Egg tempera is known for its linear qualities and capacity to produce jewel-like paintings. While it was once a popular medium that reached its peak during the Renaissance, egg tempera fell out of favor with the rise of the more versatile oil paints. However, a few modern painters have embraced the medium, adopting the labor-intensive practice of creating both the paints and the panels. Some have even taken more experimental approaches.
In some ways, egg tempera shares more commonalities with pastels or colored pencils than with acrylics, oils, or watercolor paints. Because it does not lend itself well to blending or color mixing, egg tempera relies on cross-hatching and overlays of glazing to achieve dimensionality.
What is Egg Tempera?
Egg tempera is composed of egg yolk, powdered pigment, and distilled water. The egg yolk serves as the binder that holds the pigment together. The addition of water turns the paint into a usable paste-like form.
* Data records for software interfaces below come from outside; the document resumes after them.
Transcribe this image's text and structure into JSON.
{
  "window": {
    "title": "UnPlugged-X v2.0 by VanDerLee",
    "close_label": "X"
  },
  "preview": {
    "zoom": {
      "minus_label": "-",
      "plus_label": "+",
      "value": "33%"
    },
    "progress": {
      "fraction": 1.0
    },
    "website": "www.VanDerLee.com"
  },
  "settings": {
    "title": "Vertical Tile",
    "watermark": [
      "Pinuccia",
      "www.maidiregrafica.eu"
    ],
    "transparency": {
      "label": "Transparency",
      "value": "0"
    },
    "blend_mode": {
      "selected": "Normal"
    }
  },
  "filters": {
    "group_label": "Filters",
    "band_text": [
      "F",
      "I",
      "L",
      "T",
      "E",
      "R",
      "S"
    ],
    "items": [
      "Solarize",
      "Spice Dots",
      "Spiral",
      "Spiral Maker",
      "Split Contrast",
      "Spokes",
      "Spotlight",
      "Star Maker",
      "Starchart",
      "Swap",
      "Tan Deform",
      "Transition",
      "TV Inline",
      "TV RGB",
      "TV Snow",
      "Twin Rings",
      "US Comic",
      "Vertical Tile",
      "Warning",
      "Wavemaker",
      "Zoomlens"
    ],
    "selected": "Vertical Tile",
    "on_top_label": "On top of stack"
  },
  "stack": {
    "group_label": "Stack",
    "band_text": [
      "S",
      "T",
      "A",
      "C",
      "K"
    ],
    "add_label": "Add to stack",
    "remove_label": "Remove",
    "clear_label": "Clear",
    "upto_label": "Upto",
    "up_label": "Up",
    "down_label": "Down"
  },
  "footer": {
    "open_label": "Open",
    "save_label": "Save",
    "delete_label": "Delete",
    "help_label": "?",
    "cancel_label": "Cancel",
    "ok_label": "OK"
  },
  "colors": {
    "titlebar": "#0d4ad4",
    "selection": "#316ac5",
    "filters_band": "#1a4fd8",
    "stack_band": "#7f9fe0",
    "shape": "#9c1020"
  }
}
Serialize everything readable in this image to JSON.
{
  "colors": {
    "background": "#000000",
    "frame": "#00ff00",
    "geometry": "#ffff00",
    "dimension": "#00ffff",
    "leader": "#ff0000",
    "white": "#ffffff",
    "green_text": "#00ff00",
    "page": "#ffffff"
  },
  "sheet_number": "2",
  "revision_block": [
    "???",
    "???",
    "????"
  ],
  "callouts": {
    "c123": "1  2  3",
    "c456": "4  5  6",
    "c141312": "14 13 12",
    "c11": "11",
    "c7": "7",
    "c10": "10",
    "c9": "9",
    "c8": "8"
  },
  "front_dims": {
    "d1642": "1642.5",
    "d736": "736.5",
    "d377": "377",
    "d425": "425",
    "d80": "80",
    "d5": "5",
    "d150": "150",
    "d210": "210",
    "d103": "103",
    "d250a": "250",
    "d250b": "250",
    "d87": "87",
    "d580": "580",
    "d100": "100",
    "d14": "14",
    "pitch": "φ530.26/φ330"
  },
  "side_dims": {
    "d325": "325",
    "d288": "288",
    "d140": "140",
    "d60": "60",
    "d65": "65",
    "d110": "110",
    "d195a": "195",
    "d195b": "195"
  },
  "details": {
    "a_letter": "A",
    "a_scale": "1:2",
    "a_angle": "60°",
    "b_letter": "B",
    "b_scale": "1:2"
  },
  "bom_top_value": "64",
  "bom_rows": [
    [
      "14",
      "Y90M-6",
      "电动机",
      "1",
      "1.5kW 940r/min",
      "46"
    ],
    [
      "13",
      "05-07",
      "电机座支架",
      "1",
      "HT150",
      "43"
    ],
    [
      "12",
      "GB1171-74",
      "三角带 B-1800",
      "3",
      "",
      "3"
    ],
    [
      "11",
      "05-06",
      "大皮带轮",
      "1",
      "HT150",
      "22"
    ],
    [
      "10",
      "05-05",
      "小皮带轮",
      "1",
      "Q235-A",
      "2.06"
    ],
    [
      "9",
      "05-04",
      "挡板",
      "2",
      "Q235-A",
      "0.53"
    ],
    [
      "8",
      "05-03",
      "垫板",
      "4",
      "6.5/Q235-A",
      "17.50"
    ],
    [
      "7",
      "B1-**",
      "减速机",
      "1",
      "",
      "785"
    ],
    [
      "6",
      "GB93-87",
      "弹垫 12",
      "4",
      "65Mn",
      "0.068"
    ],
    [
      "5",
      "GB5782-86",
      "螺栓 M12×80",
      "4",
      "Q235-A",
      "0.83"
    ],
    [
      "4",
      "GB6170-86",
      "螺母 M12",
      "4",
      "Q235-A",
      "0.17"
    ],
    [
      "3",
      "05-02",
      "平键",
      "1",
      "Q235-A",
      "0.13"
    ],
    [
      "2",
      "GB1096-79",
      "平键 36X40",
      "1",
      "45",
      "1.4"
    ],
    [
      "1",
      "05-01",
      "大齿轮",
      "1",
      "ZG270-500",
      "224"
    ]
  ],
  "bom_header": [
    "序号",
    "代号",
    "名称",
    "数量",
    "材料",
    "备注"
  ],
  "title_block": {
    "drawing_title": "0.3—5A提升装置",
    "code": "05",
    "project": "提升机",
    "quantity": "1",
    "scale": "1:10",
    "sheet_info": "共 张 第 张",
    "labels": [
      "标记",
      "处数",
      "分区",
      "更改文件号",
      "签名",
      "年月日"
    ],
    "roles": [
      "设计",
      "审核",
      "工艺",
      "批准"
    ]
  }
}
Manufactured egg tempera also includes gums that act as dispersants.
Read more about egg tempera on Pigments through the Ages which explains in details how to prepare the support, transfer the image, add values, applying the paint, painting with egg tempera, glazing and opacity, masking, lights and darks, and finishing an egg tempera painting.
Andrei Rublev. Egg tempera.